▸ Task instructions
Pull every line with "gift" from the data below and copy it.

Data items

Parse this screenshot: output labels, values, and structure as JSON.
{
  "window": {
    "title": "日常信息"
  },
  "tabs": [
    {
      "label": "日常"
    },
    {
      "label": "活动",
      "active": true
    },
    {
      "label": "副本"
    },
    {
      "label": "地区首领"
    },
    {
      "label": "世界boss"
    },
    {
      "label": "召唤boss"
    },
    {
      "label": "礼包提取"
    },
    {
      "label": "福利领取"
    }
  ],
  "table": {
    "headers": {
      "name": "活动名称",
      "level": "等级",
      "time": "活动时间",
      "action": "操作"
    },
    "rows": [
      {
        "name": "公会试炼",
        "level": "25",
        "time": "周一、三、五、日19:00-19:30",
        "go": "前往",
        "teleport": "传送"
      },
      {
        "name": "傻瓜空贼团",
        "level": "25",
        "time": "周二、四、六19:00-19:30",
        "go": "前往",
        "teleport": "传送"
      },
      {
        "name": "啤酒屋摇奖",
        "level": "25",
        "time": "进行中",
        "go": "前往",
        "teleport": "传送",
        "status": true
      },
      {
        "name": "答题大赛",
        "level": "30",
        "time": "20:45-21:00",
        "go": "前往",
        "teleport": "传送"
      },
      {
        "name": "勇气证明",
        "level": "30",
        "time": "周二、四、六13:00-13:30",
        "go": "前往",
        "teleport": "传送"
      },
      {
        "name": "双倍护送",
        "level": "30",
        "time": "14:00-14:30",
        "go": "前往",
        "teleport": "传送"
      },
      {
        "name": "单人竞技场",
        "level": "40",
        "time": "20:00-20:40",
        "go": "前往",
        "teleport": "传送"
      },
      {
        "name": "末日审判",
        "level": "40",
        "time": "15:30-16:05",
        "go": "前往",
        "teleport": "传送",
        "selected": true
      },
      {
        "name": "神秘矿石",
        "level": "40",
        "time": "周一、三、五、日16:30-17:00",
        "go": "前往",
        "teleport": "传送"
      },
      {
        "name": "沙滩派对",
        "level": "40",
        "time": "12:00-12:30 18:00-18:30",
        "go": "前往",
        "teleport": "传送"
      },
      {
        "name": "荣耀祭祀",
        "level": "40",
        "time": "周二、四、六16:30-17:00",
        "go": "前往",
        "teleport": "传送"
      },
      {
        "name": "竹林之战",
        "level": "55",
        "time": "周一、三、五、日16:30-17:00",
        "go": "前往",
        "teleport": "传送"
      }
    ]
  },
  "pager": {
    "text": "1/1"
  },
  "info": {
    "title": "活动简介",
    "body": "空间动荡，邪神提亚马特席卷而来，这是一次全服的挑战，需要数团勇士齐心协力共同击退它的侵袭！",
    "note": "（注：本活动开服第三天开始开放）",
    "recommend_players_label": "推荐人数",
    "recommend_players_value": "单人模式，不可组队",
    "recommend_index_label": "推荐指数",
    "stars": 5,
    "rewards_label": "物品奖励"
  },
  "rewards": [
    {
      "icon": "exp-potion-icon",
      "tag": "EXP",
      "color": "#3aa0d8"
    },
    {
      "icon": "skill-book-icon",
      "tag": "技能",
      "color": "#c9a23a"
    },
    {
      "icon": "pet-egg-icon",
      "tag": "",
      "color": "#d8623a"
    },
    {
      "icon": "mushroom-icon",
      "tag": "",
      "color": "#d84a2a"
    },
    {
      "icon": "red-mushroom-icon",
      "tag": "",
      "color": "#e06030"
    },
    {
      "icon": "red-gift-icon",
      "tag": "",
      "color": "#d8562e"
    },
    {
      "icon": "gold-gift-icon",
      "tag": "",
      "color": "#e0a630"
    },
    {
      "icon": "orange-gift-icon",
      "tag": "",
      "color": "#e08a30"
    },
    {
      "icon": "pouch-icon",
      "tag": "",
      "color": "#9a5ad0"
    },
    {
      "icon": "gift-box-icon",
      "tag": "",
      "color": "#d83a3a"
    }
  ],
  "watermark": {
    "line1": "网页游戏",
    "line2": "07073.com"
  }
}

▸ Response to this task
      "icon": "red-gift-icon",
      "icon": "gold-gift-icon",
      "icon": "orange-gift-icon",
      "icon": "gift-box-icon",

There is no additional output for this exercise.